Apple became the second-largest music retailer in America/USA in 2008, trailing only Walmart, thanks to iTunes and iPod sales. Apple is also ranked top on Business magazine's list of USA's Most Praised Corporations, and first among Fortune 500 businesses in shareholder returns.
Jobs wedded Laurene Powell on March 18, 1991. Powell was a Mba graduate at Stanford, and the two met there in the early 1990s. In Palo Alto, California, they were married and had three children: Reed, Erin, and Eve.
Jobs had a girl, Lisa, with lover Chrisann Brennan in 1978, 23 years old. In court records, he denied the paternity of his daughter, stating he was sterile.
Lisa Brennan Jobs later wrote about her childhood and friendship with Jobs in her 2018 book Small Fry. According to Lisa, DNA tests confirmed that she and Jobs were a match in 1980. He was ordered to begin providing paternity payments to her financially strained mother. Jobs did not start dating his daughter until she was seven years old. Lisa moved in with her dad when she was an adolescent.
Jobs was diagnosed with a neuroendocrine tumor, an uncommon but treatable form of pancreatic cancer, in 2003. Rather than immediately undergoing surgery, Jobs elected to modify his pesco-vegetarian diet while considering Eastern therapy possibilities.

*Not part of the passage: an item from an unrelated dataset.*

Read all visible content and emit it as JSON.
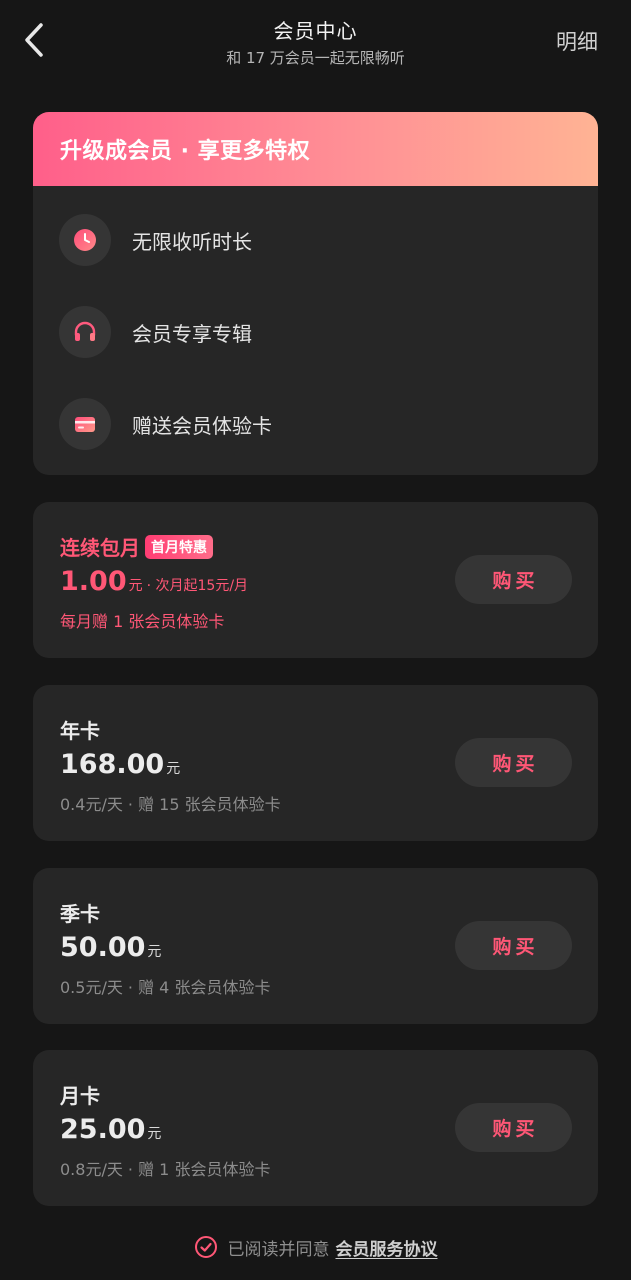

Jobs postponed surgery for nine months, causing concern among Apple's board of directors. Executives were concerned that if news got out that their CEO was ill, shareholders would withdraw their stock. However, Jobs' confidentiality prevailed over shareholder transparency in the end.
Jobs underwent successful surgery to remove a pancreatic tumor in 2004. Jobs, true to tradition, revealed little about his health in the years that followed.
Early in 2009, reports spread concerning Jobs' weight loss. Some speculated that his health difficulties, which included a liver transplant, had returned. Jobs replied to these worries by claiming to be suffering from a hormonal imbalance. He took a six-month leave of absence a few days later.
In an email to staff, Jobs claimed that his "health-related concerns are more complex" than he imagined and then identified Tim Cook, Apple's chief operating officer, as "responsible for Apple's day-to-day operations."
On September 9, 2009, after almost a year out of the limelight, Jobs made a keynote presentation at an invite-only Apple event. Throughout much of 2010, he served as master of ceremonies, including the presentation of the iPad.
Jobs revealed his intention to take medical leave in January 2011. He stepped down as CEO of Apple in August, handing over the reins to Cook.
Steve Jobs's Death and Final Words
On October 5, 2011, Jobs died in Palo Alto, California, following a nearly decade-long battle with pancreatic cancer. He was 56 years old at the time of his dismiss.
In a funeral for Jobs, his sister Patty Simpson stated that just before passing, Jobs stared for a long time at his sister, Patty, then at his wife and children, past them, and said his final lines and words: OH WOW.